### Problem to solve
Find every line below where the string "saramin" shows up, and copy those lines.

### Dataset records
● ● ● ●
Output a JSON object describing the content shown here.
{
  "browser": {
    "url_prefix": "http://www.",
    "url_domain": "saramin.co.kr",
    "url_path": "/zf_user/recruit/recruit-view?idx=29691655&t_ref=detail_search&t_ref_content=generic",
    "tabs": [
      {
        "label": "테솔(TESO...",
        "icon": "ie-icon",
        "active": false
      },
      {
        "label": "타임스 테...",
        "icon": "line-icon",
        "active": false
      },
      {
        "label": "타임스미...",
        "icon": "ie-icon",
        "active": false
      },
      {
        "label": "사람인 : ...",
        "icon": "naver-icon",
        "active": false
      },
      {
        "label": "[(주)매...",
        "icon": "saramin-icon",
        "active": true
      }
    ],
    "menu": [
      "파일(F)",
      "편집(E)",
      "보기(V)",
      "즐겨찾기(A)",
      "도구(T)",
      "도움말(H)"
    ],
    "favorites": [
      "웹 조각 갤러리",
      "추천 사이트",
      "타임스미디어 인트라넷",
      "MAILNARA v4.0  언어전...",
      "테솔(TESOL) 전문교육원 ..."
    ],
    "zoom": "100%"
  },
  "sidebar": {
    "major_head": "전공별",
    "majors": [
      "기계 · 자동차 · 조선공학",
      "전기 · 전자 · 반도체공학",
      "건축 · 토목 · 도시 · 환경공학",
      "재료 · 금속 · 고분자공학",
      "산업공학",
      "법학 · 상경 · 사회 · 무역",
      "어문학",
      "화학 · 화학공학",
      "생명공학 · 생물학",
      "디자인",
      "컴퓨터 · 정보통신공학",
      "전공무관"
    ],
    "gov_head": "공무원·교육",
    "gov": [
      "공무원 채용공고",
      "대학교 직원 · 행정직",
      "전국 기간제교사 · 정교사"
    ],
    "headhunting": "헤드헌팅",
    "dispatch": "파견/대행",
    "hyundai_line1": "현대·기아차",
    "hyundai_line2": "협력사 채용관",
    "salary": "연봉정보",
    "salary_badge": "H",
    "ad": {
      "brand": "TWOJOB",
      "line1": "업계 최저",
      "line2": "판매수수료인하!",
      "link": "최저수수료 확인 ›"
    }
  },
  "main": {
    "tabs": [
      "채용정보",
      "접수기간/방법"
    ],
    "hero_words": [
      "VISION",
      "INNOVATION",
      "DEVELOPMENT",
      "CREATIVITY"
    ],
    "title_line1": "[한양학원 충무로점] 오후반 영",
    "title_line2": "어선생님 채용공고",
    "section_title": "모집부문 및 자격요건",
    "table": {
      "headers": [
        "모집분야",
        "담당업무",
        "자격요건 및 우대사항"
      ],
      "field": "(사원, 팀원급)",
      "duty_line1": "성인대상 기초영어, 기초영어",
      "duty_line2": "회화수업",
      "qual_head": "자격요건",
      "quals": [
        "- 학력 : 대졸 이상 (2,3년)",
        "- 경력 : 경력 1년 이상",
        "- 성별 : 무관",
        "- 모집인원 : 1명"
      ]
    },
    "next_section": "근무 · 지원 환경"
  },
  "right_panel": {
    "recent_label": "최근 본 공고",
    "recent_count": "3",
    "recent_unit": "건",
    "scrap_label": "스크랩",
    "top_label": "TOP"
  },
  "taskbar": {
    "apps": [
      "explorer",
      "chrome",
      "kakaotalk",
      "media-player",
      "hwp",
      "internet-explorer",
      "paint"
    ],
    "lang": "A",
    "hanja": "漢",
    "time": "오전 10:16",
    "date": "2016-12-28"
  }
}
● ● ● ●
### Exercise result
    "url_domain": "saramin.co.kr",
        "icon": "saramin-icon",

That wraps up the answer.